The characters around the crib also serve Luke's purpose in exposing the census as a charade. Augustus intends the universus orbis to be enrolled in his census. But the shepherds in all likelihood slip through the census net as they are on the move with their flocks. They don't own property and don't count for tax purposes, and so, they aren't counted. They undermine the emperor's census from below while the multitude (Greek: plethora) of angels who cannot be counted undermine the emperor's census from above. The characters around the crib thus prove Augustus' claim to control extremely precarious.
While Caesar's sycophants pay him homage, the angels laud and magnify the newborn babe: "Glory to God in the highest." Men may build an altar to the pax Augustae, but a heavenly chorus proclaims the pax Christi: "Peace on earth to those favored by God."
Luke dethrones Caesar audaciously enthroning the newborn baby as the ultimate ruler of this world and defiantly empowering the characters around the crib. He calls the angels an army (stratia). A vast angelic army has come to deliver the Jews from Roman rule.
Augustus dwells in a palace, seated on a throne of gold and decked in the finest of royal robes.
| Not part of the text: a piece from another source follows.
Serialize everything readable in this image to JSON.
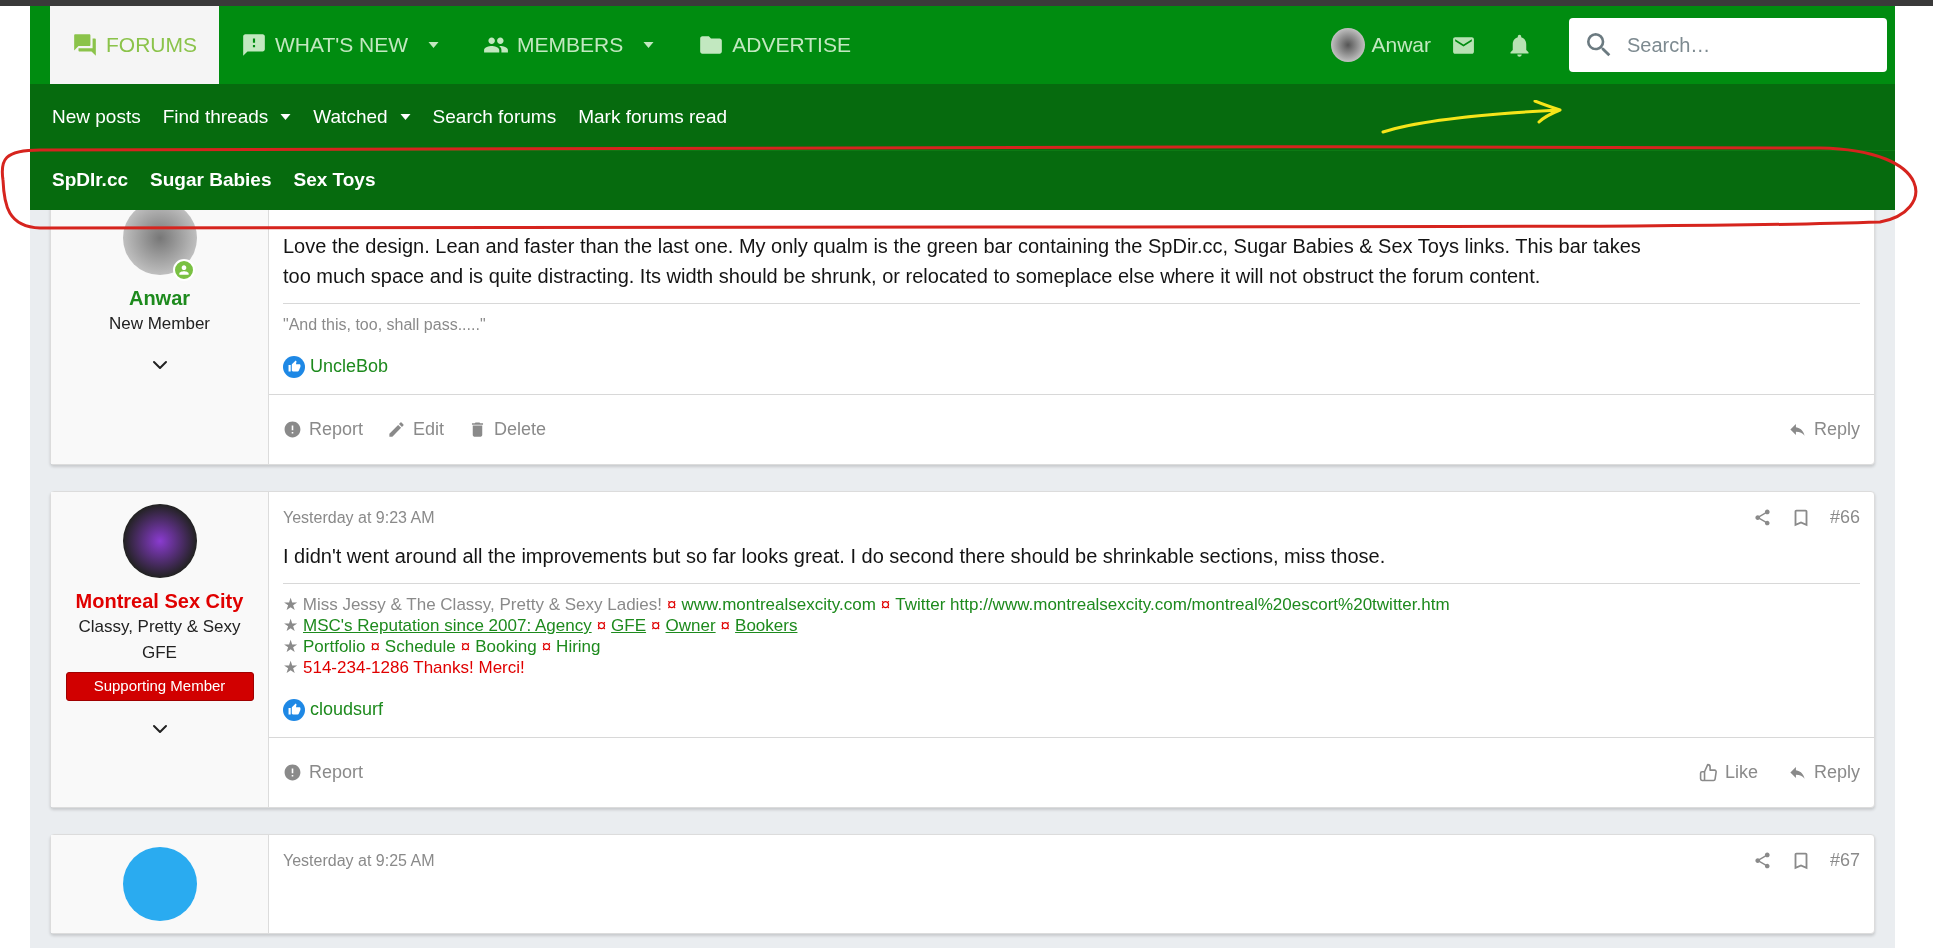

But the emperor is naked. The real king dwells in a manger, sleeps on a bed of straw and is robed in swaddling clothes.
Caesar has powerful governors like Quirinius and heralds who will trumpet the good news of Pax Romana throughout the empire. But his good news is bogus because Roman peace is achieved only by brute force. It is the Prince of Peace who alone can bring "peace on earth and goodwill to all."
His heralds will be the lost, the least, the lowliest and the last — people like the shepherds who were even disqualified from serving as witnesses in court. What a dramatic reversal, then, that they should be called by angels to be witnesses and heralds of the birth of the Christ child.
The final act of treason is when Luke dares to confer the vain emperor's titles on the baby in the manger. It is Jesus who is Lord, Savior and Son of God and not the pretentious Octavian Augustus Caesar. It is Jesus who is Wonderful Counselor, Mighty God, Everlasting Father and Prince of Peace. It is Jesus who will bear the government upon his shoulders (Isaiah 9:6).
Christmas once again reminds us that the emperors of this world are naked; the celebrities of this world are impostors; the ideologies of this world are counterfeit; the values of this world are phony. The emperor is naked! Glory to God in the highest and peace to his people on earth!